■ PROBLEM TO SOLVE
Please count the lines in the entries below that include the word "this", and give only the number.

Dataset rows describing interfaces
══════════════════════════════
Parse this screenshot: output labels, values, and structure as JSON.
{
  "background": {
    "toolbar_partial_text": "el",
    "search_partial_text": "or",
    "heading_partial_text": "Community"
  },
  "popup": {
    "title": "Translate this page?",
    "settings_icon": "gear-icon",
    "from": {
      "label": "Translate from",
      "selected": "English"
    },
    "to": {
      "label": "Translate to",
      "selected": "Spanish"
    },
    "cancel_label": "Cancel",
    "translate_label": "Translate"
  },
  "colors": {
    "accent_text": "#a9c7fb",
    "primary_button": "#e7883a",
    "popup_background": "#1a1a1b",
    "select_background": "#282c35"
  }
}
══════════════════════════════
■ TASK OUTPUT
2